(Component data from apps and pages)
###

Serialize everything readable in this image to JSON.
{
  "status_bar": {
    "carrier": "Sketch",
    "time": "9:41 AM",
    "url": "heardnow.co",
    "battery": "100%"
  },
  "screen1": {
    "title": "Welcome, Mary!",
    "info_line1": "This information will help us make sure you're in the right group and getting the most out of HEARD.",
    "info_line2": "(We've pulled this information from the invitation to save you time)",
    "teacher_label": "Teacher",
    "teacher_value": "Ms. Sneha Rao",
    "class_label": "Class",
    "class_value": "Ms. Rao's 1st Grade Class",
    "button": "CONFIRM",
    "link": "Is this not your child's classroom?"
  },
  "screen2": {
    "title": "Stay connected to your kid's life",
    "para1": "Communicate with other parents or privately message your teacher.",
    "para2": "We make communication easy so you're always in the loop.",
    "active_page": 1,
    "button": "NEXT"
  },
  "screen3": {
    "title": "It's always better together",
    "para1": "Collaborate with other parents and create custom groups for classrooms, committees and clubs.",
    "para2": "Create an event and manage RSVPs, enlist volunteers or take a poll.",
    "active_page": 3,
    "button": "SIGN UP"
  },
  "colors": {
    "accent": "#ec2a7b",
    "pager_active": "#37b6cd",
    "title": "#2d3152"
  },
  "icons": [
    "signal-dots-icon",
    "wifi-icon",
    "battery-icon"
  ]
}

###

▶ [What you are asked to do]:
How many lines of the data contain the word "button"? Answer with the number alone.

▶ [Response below]:
3